But the eyes of the Lord are on those who fear him,
on those whose hope is in his unfailing love,
to deliver them from death

and keep them alive in famine.
We wait in hope for the Lord;
he is our help and our shield.
In him our hearts rejoice,
for we trust in his holy name.
May your unfailing love be with us, Lord,
even as we put our hope in you. (Psalm 33:1, 16–22)

REFLECTION QUESTION: How is this time of suffering developing faith, hope and love in you?

REFLECTION QUESTION: How can you share your faith, hope, and love with others who are struggling right now?


When we talk about spiritual disciplines, we like to think of things we add to our lives. Rhythms, practices, prayers. Maybe it’s painting or journaling, time spent wandering a trail in nature, or a different way of allocating our time. Regardless of the method, the goal is the same—to connect with God. Other times, the rhythms we find are unexpected.
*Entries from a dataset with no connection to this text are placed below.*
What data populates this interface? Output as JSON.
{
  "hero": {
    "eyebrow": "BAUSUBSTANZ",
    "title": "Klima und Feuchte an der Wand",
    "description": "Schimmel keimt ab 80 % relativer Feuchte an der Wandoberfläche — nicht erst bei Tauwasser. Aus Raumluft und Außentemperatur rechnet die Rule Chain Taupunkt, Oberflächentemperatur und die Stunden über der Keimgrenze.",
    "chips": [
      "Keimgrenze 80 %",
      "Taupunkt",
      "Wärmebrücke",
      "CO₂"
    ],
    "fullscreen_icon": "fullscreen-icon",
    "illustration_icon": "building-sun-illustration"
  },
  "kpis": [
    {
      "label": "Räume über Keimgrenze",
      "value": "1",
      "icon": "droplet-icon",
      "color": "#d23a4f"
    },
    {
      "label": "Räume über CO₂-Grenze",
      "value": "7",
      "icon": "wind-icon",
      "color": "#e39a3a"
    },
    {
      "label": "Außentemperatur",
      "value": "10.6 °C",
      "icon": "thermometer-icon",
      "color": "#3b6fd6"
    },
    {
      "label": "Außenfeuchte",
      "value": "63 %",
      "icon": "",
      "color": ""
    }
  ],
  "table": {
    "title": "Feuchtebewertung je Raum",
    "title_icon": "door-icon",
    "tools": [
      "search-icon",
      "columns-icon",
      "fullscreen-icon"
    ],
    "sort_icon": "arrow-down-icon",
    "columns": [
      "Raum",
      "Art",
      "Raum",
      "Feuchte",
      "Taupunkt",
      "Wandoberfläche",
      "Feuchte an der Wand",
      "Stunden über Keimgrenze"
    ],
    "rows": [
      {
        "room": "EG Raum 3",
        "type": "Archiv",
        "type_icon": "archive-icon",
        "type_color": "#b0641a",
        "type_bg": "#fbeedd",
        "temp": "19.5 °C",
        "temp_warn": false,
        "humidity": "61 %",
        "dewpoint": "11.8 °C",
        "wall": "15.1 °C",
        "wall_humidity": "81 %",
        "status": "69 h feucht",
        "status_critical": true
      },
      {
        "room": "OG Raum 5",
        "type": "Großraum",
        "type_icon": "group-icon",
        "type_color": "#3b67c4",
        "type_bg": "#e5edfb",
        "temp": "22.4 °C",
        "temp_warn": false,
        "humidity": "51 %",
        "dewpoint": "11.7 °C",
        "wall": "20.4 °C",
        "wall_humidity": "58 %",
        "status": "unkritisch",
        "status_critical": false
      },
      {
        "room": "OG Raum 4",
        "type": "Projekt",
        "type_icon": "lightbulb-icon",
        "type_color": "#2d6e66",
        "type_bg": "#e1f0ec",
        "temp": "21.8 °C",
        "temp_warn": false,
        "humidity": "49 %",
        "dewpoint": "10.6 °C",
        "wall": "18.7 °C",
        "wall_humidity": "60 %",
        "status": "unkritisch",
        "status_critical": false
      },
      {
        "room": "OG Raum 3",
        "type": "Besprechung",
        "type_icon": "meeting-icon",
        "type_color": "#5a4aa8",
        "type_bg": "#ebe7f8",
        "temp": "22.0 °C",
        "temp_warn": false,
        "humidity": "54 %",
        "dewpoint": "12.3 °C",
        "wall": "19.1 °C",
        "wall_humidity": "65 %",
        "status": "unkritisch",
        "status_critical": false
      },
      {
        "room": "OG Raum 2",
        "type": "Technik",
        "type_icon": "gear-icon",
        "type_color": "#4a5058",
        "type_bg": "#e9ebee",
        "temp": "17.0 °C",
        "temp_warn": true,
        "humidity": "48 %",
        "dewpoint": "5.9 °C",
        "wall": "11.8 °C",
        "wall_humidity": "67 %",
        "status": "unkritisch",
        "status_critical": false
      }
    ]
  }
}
Sometimes God allows unexpected suffering to interrupt our lives, forcing us to connect with Him. As we said, suffering is God’s megaphone to rouse a deaf world.

To practice suffering as a spiritual discipline today, spend some time in prayer, naming all the things that you are struggling with right now. Any way you are suffering. Even if it feels silly, like you can’t get your morning coffee from your favorite place. No suffering is too small or too big. Pour out all your sufferings before God in prayer and give them to Him as an offering. Lay those sufferings at His feet and ask Him to fill you with His faith, hope, and love. Close your time by praying the quote from Psalm 33 (above), committing to trust and hope in the Lord.


[1] C. S. Lewis, The Problem of Pain (San Francisco: HarperSanFrancisco, 2001).